(Excerpts from an interface dataset)

━━━━━━━━━━━━━━━━

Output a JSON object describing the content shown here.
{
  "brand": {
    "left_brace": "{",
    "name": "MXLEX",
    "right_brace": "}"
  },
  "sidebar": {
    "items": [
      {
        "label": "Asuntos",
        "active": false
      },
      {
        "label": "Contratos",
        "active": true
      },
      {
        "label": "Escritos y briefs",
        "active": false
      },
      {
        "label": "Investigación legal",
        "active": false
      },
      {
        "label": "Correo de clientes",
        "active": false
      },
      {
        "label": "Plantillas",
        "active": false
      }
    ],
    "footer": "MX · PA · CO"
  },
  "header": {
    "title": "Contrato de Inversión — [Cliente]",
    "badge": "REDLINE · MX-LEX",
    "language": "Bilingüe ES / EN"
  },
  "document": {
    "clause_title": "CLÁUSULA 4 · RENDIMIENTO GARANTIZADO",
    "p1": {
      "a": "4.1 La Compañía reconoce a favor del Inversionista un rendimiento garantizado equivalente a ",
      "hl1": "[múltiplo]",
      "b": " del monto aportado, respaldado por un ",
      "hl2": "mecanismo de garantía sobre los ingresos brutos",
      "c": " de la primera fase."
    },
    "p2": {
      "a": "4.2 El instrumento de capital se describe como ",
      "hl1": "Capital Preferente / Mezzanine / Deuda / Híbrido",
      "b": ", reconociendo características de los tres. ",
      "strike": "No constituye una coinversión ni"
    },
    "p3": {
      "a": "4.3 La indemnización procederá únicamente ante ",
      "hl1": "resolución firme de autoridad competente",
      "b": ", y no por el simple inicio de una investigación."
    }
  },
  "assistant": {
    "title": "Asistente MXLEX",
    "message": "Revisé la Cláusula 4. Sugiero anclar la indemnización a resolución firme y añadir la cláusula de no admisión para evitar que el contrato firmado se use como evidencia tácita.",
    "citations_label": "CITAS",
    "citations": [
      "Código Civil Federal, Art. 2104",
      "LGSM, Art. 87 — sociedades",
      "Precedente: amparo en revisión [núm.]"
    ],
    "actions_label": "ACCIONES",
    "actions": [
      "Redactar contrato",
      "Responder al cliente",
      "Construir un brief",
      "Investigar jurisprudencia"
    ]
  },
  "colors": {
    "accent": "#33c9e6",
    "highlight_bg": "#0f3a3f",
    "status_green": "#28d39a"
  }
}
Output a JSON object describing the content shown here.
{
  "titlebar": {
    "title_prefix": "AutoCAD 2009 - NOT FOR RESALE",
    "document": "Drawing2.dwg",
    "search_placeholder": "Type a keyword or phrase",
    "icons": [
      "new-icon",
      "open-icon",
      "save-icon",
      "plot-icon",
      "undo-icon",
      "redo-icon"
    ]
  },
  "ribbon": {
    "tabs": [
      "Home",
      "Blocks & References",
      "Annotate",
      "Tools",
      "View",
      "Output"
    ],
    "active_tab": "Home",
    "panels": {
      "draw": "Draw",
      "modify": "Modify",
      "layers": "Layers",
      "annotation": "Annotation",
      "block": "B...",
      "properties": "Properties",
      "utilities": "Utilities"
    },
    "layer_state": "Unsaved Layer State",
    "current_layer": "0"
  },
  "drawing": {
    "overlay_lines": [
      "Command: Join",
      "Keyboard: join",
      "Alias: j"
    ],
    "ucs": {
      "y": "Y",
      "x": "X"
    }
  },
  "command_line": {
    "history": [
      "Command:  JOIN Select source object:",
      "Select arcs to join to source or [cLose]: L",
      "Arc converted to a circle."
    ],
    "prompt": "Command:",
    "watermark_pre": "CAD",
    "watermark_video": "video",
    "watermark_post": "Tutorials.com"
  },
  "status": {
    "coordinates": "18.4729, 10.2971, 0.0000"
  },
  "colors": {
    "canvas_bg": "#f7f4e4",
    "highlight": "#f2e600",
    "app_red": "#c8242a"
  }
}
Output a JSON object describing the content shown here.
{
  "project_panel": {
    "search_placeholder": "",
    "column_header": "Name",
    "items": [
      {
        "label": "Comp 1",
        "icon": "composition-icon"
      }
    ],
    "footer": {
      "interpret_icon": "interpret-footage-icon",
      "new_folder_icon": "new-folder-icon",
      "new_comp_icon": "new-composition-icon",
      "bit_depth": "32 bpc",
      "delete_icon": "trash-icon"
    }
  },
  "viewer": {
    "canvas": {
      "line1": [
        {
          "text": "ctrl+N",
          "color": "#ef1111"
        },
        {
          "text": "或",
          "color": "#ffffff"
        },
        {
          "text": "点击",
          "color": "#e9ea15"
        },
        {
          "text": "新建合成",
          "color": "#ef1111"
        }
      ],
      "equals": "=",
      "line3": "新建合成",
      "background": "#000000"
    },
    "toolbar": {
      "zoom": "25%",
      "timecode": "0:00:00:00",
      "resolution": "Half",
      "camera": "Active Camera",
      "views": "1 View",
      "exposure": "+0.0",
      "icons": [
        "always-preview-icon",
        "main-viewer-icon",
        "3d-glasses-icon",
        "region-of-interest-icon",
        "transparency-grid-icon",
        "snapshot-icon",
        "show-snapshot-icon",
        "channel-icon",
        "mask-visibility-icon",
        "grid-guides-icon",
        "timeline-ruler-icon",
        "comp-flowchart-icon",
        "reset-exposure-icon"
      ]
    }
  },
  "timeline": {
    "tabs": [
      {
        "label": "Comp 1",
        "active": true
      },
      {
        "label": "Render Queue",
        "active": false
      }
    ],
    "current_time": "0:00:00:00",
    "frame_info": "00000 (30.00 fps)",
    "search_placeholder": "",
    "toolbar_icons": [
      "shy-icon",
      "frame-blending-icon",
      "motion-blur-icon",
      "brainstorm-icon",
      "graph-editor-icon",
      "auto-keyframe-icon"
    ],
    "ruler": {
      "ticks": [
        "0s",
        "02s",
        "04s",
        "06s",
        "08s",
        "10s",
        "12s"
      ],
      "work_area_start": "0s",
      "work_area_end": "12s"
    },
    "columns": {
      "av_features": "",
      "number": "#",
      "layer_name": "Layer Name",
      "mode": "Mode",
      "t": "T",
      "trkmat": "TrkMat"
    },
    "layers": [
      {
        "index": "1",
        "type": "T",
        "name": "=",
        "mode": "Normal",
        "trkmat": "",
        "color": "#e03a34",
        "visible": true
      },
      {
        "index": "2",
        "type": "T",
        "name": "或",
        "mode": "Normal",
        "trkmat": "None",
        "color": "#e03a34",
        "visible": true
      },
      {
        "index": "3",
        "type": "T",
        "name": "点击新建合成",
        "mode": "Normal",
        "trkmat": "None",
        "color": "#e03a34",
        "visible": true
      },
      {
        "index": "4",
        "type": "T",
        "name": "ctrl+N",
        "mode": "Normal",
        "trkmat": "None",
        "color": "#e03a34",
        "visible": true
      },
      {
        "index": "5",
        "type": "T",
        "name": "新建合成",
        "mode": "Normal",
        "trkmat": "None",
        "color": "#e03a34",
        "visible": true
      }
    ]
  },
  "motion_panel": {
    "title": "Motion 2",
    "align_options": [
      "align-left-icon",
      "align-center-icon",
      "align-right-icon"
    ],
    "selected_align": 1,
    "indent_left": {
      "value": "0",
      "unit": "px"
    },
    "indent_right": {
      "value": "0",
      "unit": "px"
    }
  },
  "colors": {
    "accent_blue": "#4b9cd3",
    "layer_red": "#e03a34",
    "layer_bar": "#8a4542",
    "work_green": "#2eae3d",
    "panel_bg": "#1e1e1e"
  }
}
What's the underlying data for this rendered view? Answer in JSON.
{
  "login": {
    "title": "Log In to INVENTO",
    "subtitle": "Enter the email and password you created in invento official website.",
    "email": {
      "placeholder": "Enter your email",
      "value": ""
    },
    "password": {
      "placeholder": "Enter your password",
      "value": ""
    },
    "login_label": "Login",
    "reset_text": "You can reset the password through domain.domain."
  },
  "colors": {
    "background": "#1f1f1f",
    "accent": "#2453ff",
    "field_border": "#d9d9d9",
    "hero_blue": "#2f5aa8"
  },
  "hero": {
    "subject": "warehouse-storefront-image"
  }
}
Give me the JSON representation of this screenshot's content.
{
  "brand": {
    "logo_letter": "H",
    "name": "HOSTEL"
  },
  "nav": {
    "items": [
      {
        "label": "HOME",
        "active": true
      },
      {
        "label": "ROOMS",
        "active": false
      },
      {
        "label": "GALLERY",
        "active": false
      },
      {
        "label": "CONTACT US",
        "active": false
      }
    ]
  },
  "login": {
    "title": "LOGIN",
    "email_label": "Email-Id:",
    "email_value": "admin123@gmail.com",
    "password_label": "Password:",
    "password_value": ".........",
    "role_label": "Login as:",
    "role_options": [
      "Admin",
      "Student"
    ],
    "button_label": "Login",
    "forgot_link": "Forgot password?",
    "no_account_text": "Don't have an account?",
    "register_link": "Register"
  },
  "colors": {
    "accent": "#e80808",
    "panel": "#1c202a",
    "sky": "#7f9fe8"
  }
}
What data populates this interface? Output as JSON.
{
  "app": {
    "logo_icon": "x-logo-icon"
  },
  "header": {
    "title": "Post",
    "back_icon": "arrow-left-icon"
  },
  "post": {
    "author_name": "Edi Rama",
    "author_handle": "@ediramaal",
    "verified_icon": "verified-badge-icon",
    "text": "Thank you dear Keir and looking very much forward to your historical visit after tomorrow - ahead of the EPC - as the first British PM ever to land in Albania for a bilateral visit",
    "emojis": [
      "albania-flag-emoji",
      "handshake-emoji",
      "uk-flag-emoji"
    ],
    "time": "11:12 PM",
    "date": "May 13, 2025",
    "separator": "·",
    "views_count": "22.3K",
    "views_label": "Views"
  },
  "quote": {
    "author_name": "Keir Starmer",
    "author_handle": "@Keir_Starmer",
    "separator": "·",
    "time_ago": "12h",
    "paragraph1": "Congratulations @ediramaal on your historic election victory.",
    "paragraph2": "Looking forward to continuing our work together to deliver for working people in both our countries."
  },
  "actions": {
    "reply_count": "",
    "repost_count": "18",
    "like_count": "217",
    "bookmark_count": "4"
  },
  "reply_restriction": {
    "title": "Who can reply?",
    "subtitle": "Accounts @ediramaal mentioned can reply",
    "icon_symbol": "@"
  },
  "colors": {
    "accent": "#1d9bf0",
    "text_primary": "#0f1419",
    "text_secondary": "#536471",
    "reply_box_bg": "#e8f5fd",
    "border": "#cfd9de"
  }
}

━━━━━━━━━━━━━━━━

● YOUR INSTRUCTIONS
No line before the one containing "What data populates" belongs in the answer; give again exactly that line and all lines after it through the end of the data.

● WRITTEN ANSWER
What data populates this interface? Output as JSON.
{
  "app": {
    "logo_icon": "x-logo-icon"
  },
  "header": {
    "title": "Post",
    "back_icon": "arrow-left-icon"
  },
  "post": {
    "author_name": "Edi Rama",
    "author_handle": "@ediramaal",
    "verified_icon": "verified-badge-icon",
    "text": "Thank you dear Keir and looking very much forward to your historical visit after tomorrow - ahead of the EPC - as the first British PM ever to land in Albania for a bilateral visit",
    "emojis": [
      "albania-flag-emoji",
      "handshake-emoji",
      "uk-flag-emoji"
    ],
    "time": "11:12 PM",
    "date": "May 13, 2025",
    "separator": "·",
    "views_count": "22.3K",
    "views_label": "Views"
  },
  "quote": {
    "author_name": "Keir Starmer",
    "author_handle": "@Keir_Starmer",
    "separator": "·",
    "time_ago": "12h",
    "paragraph1": "Congratulations @ediramaal on your historic election victory.",
    "paragraph2": "Looking forward to continuing our work together to deliver for working people in both our countries."
  },
  "actions": {
    "reply_count": "",
    "repost_count": "18",
    "like_count": "217",
    "bookmark_count": "4"
  },
  "reply_restriction": {
    "title": "Who can reply?",
    "subtitle": "Accounts @ediramaal mentioned can reply",
    "icon_symbol": "@"
  },
  "colors": {
    "accent": "#1d9bf0",
    "text_primary": "#0f1419",
    "text_secondary": "#536471",
    "reply_box_bg": "#e8f5fd",
    "border": "#cfd9de"
  }
}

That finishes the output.